(Dataset records)
/---
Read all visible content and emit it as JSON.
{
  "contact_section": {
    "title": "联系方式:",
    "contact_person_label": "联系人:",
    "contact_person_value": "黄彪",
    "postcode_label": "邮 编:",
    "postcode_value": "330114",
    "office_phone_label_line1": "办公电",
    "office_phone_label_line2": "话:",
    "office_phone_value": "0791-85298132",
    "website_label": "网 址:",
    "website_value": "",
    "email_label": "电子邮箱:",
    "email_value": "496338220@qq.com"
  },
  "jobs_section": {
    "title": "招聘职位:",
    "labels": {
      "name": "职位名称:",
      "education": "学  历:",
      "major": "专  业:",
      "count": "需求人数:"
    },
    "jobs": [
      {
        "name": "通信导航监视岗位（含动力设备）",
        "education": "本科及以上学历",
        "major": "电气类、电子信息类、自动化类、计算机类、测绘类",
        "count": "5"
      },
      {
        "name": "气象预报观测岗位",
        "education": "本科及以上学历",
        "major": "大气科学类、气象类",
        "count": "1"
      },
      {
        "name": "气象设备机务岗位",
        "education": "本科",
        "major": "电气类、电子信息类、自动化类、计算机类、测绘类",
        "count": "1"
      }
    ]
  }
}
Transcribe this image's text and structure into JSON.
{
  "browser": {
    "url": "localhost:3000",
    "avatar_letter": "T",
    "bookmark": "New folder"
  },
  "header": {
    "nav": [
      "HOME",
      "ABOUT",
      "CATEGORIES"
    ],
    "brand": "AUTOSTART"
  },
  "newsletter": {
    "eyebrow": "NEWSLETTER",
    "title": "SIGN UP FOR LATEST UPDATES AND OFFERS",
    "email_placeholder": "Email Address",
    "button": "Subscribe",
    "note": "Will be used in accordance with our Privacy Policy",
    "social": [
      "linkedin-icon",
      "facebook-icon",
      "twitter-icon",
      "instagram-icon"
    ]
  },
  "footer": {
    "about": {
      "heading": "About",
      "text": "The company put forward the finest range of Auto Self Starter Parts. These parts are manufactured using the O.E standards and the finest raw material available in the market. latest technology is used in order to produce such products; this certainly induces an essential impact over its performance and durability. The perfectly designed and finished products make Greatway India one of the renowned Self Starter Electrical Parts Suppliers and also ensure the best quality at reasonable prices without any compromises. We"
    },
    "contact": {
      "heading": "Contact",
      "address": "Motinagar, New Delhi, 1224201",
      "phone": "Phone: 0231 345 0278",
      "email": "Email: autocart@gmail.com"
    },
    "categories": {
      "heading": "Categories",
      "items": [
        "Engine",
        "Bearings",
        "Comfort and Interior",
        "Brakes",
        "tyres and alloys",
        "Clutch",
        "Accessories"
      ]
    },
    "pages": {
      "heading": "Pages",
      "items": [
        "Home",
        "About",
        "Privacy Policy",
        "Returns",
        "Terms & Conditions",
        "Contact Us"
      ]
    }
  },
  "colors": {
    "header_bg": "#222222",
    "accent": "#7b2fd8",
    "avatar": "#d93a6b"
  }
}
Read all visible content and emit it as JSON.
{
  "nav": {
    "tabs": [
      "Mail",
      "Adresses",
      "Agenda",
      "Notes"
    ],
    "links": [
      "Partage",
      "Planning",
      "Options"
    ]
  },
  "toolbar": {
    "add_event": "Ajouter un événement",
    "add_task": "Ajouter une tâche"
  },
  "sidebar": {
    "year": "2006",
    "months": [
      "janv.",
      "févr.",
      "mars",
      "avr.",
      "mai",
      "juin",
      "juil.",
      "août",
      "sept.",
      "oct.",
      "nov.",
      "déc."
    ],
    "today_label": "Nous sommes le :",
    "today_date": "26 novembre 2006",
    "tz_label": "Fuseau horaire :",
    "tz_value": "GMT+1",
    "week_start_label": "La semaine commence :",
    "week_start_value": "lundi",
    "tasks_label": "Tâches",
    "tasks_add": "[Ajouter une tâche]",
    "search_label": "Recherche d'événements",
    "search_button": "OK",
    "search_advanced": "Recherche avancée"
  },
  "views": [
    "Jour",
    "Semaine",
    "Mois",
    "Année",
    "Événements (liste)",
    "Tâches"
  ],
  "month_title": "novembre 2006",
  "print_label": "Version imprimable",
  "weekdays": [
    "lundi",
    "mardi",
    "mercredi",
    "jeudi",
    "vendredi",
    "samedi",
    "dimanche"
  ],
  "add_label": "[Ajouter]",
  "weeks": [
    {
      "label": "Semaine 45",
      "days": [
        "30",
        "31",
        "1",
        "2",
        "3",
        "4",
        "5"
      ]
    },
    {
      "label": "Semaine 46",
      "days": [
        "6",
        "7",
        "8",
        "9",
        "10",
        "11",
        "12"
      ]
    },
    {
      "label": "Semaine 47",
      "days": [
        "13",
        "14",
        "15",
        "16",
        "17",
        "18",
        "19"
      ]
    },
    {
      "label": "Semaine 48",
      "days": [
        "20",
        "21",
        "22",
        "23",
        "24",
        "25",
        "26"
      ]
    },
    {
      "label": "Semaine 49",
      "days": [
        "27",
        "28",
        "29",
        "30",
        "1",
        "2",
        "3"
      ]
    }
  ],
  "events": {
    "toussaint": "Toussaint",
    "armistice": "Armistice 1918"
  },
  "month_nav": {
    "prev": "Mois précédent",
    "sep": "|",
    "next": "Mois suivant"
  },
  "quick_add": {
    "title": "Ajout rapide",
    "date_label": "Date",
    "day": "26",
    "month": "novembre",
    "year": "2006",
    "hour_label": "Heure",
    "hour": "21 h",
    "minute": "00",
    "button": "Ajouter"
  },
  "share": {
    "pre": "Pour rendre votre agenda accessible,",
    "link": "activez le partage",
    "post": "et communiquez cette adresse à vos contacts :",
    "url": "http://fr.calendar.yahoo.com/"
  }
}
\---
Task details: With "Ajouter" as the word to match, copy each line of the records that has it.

Response area:
    "add_event": "Ajouter un événement",
    "add_task": "Ajouter une tâche"
    "tasks_add": "[Ajouter une tâche]",
  "add_label": "[Ajouter]",
    "button": "Ajouter"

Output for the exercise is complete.